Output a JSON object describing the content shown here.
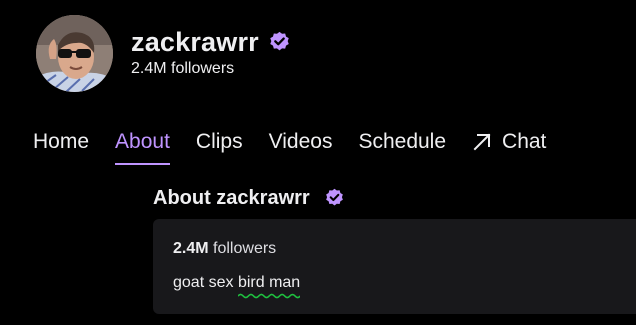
{
  "channel": {
    "name": "zackrawrr",
    "followers": "2.4M followers",
    "verified_icon": "verified-badge-icon",
    "verified_color": "#9147ff"
  },
  "nav": {
    "items": [
      {
        "label": "Home"
      },
      {
        "label": "About"
      },
      {
        "label": "Clips"
      },
      {
        "label": "Videos"
      },
      {
        "label": "Schedule"
      },
      {
        "label": "Chat",
        "icon": "external-arrow-icon"
      }
    ],
    "active": "About",
    "accent_color": "#bf94ff"
  },
  "about": {
    "title": "About zackrawrr",
    "followers_count": "2.4M",
    "followers_label": "followers",
    "bio_prefix": "goat sex ",
    "bio_underlined": "bird man",
    "spellcheck_underline_color": "#1fbf3f"
  }
}
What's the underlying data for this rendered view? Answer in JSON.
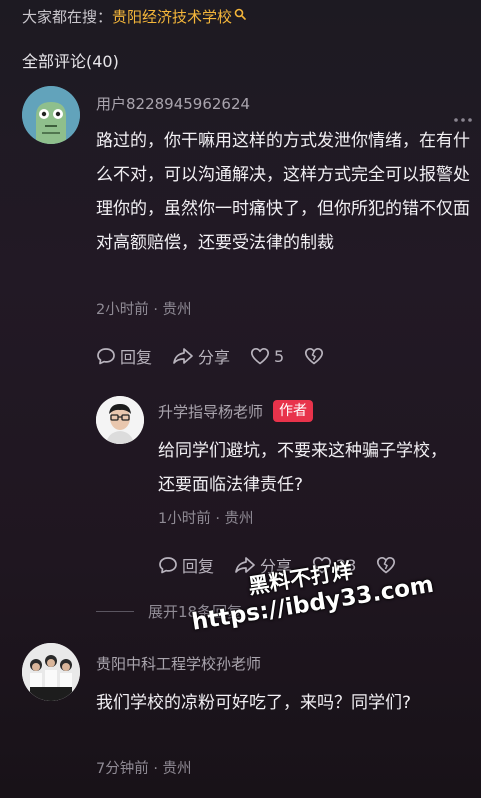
{
  "search_bar": {
    "prefix": "大家都在搜：",
    "keyword": "贵阳经济技术学校",
    "icon": "search-icon"
  },
  "comments_header": {
    "label": "全部评论(40)"
  },
  "comments": [
    {
      "username": "用户8228945962624",
      "text": "路过的，你干嘛用这样的方式发泄你情绪，在有什么不对，可以沟通解决，这样方式完全可以报警处理你的，虽然你一时痛快了，但你所犯的错不仅面对高额赔偿，还要受法律的制裁",
      "meta": "2小时前 · 贵州",
      "reply_label": "回复",
      "share_label": "分享",
      "like_count": "5",
      "more_icon": "more-dots-icon"
    },
    {
      "username": "升学指导杨老师",
      "badge": "作者",
      "text": "给同学们避坑，不要来这种骗子学校，还要面临法律责任?",
      "meta": "1小时前 · 贵州",
      "reply_label": "回复",
      "share_label": "分享",
      "like_count": "23"
    },
    {
      "username": "贵阳中科工程学校孙老师",
      "text": "我们学校的凉粉可好吃了，来吗？同学们?",
      "meta": "7分钟前 · 贵州"
    }
  ],
  "expand_replies": {
    "label": "展开18条回复"
  },
  "watermark": {
    "line1": "黑料不打烊",
    "line2": "https://ibdy33.com"
  },
  "colors": {
    "keyword": "#f4b63a",
    "author_badge": "#e8334b",
    "background": "#1f1820"
  }
}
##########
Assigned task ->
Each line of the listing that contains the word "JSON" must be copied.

Exercise result ->
Output a JSON object describing the content shown here.
What's the underlying data for this rendered view? Answer in JSON.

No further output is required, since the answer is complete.